**WORK REQUEST:** All entries given below are to be returned word for word.

Saved entries
--------------------

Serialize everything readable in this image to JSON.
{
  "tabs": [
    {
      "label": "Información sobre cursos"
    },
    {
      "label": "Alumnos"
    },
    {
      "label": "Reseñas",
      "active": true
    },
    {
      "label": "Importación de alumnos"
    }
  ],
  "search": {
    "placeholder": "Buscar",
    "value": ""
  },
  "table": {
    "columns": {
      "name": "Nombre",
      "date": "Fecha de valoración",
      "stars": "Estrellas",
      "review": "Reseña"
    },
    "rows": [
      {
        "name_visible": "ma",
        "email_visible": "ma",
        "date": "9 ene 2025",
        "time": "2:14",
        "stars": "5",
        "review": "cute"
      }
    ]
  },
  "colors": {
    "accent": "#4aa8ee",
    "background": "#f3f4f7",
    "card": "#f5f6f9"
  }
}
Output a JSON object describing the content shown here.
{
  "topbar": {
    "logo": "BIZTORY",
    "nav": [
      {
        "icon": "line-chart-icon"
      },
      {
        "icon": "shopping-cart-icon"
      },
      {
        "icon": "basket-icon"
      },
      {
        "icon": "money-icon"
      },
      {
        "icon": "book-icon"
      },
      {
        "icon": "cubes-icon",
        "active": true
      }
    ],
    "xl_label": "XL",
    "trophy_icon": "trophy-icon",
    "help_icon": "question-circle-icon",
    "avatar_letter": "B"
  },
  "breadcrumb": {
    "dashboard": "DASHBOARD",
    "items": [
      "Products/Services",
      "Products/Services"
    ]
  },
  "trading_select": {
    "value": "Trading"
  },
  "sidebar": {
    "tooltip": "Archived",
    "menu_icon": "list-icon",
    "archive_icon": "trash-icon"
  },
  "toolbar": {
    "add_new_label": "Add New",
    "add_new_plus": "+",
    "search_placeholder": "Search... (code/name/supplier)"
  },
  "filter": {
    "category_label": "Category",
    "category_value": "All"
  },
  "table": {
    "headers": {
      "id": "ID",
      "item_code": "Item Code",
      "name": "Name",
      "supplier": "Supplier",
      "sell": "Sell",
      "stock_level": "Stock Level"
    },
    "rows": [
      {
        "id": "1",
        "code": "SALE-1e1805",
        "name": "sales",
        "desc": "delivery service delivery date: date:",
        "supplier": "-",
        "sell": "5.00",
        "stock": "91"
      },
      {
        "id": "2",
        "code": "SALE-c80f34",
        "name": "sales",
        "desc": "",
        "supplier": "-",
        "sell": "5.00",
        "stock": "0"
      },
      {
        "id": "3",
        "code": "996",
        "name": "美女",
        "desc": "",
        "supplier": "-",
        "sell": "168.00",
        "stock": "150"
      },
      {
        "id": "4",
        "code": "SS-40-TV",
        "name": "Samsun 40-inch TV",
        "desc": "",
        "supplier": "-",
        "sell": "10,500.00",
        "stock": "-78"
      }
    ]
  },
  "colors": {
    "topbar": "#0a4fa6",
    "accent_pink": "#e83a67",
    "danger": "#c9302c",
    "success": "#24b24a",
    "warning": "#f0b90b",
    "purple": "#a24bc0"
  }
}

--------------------

**EXERCISE OUTPUT:**
Serialize everything readable in this image to JSON.
{
  "tabs": [
    {
      "label": "Información sobre cursos"
    },
    {
      "label": "Alumnos"
    },
    {
      "label": "Reseñas",
      "active": true
    },
    {
      "label": "Importación de alumnos"
    }
  ],
  "search": {
    "placeholder": "Buscar",
    "value": ""
  },
  "table": {
    "columns": {
      "name": "Nombre",
      "date": "Fecha de valoración",
      "stars": "Estrellas",
      "review": "Reseña"
    },
    "rows": [
      {
        "name_visible": "ma",
        "email_visible": "ma",
        "date": "9 ene 2025",
        "time": "2:14",
        "stars": "5",
        "review": "cute"
      }
    ]
  },
  "colors": {
    "accent": "#4aa8ee",
    "background": "#f3f4f7",
    "card": "#f5f6f9"
  }
}
Output a JSON object describing the content shown here.
{
  "topbar": {
    "logo": "BIZTORY",
    "nav": [
      {
        "icon": "line-chart-icon"
      },
      {
        "icon": "shopping-cart-icon"
      },
      {
        "icon": "basket-icon"
      },
      {
        "icon": "money-icon"
      },
      {
        "icon": "book-icon"
      },
      {
        "icon": "cubes-icon",
        "active": true
      }
    ],
    "xl_label": "XL",
    "trophy_icon": "trophy-icon",
    "help_icon": "question-circle-icon",
    "avatar_letter": "B"
  },
  "breadcrumb": {
    "dashboard": "DASHBOARD",
    "items": [
      "Products/Services",
      "Products/Services"
    ]
  },
  "trading_select": {
    "value": "Trading"
  },
  "sidebar": {
    "tooltip": "Archived",
    "menu_icon": "list-icon",
    "archive_icon": "trash-icon"
  },
  "toolbar": {
    "add_new_label": "Add New",
    "add_new_plus": "+",
    "search_placeholder": "Search... (code/name/supplier)"
  },
  "filter": {
    "category_label": "Category",
    "category_value": "All"
  },
  "table": {
    "headers": {
      "id": "ID",
      "item_code": "Item Code",
      "name": "Name",
      "supplier": "Supplier",
      "sell": "Sell",
      "stock_level": "Stock Level"
    },
    "rows": [
      {
        "id": "1",
        "code": "SALE-1e1805",
        "name": "sales",
        "desc": "delivery service delivery date: date:",
        "supplier": "-",
        "sell": "5.00",
        "stock": "91"
      },
      {
        "id": "2",
        "code": "SALE-c80f34",
        "name": "sales",
        "desc": "",
        "supplier": "-",
        "sell": "5.00",
        "stock": "0"
      },
      {
        "id": "3",
        "code": "996",
        "name": "美女",
        "desc": "",
        "supplier": "-",
        "sell": "168.00",
        "stock": "150"
      },
      {
        "id": "4",
        "code": "SS-40-TV",
        "name": "Samsun 40-inch TV",
        "desc": "",
        "supplier": "-",
        "sell": "10,500.00",
        "stock": "-78"
      }
    ]
  },
  "colors": {
    "topbar": "#0a4fa6",
    "accent_pink": "#e83a67",
    "danger": "#c9302c",
    "success": "#24b24a",
    "warning": "#f0b90b",
    "purple": "#a24bc0"
  }
}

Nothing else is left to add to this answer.